# Required action
Search the records for the word "content". Copy every line where it appears.

# Extracted material
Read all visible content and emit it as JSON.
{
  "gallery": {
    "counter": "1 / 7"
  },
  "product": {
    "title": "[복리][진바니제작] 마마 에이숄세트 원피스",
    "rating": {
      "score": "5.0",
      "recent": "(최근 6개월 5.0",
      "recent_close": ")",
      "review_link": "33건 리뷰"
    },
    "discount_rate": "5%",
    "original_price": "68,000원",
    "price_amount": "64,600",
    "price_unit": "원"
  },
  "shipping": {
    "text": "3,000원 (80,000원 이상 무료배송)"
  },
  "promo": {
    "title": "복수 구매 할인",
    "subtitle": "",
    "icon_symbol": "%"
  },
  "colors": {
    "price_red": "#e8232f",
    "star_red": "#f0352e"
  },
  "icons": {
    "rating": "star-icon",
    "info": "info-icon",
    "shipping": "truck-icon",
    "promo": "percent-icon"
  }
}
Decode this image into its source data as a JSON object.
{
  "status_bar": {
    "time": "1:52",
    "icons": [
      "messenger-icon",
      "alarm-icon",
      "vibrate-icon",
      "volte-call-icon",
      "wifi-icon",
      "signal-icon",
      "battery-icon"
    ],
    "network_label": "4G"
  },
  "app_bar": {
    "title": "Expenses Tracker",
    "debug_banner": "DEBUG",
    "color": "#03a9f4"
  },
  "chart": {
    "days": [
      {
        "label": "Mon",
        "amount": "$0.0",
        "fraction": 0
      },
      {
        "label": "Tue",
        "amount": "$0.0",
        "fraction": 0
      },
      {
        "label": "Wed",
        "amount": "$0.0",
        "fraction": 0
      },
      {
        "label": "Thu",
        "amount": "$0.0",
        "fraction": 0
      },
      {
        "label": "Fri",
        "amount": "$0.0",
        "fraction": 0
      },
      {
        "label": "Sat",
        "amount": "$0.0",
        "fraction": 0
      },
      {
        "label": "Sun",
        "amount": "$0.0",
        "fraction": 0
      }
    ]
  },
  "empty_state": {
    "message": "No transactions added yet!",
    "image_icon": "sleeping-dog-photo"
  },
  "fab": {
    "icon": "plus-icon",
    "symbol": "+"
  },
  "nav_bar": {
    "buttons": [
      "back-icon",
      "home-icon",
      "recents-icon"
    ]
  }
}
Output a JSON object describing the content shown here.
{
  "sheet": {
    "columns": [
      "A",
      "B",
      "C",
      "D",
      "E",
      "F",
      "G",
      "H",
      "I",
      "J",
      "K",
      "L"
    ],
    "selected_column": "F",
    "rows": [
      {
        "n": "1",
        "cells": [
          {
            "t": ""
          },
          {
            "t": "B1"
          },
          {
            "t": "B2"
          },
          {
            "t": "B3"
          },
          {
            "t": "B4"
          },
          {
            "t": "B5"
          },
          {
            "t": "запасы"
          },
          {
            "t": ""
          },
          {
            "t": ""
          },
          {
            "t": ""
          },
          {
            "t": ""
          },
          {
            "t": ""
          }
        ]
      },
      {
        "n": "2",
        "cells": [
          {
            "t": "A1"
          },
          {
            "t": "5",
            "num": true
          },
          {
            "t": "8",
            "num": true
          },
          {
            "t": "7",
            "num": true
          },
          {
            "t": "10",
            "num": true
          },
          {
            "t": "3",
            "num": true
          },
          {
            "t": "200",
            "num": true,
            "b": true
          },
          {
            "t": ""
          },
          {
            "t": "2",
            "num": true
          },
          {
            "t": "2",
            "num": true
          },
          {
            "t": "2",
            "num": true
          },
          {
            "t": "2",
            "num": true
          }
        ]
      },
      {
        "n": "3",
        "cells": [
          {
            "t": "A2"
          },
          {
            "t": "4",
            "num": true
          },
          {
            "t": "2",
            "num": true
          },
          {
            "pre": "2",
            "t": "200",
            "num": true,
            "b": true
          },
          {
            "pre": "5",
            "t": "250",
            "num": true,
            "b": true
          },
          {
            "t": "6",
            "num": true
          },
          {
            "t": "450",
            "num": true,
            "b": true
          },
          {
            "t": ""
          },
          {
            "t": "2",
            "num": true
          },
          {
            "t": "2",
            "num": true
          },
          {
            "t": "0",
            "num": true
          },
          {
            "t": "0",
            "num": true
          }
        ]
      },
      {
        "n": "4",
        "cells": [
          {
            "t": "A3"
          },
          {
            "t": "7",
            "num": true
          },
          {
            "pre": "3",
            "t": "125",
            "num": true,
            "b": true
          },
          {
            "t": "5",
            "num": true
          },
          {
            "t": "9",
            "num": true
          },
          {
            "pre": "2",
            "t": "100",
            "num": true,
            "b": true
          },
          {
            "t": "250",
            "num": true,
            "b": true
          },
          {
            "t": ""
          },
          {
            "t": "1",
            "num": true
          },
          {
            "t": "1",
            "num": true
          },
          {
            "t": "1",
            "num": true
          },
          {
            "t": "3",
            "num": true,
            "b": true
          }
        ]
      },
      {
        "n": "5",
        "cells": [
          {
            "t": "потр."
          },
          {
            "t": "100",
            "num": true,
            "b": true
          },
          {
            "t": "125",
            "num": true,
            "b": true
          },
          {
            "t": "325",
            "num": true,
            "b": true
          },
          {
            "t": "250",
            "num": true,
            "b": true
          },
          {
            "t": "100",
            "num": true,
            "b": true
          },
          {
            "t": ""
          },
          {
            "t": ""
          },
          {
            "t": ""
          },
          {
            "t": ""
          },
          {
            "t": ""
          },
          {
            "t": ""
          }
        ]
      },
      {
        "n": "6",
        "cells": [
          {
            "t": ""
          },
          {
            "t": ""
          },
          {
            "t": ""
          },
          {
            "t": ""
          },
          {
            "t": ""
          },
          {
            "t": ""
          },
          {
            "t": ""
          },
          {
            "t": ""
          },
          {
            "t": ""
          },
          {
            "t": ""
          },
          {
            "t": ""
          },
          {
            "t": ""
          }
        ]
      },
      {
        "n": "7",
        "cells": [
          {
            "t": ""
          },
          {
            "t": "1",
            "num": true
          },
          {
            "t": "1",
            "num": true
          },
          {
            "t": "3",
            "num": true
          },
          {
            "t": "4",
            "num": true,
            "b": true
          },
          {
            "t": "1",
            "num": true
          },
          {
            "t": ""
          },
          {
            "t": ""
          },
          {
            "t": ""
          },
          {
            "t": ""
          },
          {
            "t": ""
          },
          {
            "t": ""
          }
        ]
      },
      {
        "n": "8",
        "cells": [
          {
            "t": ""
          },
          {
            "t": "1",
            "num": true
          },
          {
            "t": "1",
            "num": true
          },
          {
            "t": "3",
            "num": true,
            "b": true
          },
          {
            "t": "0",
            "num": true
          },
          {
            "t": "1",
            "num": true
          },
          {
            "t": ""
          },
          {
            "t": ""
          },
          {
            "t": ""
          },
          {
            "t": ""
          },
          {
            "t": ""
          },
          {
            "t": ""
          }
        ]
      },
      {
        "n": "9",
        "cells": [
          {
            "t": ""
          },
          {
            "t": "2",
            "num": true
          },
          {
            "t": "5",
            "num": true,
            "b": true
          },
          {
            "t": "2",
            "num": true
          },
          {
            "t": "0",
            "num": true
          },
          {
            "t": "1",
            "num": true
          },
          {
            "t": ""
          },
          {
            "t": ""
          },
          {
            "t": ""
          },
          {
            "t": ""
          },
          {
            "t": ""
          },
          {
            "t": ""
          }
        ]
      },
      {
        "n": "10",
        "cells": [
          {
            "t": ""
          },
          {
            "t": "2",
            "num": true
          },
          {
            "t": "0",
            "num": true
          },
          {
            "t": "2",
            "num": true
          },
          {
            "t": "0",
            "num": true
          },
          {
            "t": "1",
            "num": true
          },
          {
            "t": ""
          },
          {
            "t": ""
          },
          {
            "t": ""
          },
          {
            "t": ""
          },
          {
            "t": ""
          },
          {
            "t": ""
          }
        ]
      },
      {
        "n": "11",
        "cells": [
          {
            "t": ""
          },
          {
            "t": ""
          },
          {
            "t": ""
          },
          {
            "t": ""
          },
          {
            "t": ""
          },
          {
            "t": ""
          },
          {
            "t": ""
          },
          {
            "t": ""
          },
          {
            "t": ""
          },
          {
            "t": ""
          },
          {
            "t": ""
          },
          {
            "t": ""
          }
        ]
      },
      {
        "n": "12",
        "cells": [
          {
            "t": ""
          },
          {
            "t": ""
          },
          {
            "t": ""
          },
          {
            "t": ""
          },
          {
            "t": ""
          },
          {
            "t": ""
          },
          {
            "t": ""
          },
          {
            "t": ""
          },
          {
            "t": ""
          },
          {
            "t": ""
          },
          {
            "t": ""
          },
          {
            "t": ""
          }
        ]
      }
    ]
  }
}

# Solution
Read all visible content and emit it as JSON.
Output a JSON object describing the content shown here.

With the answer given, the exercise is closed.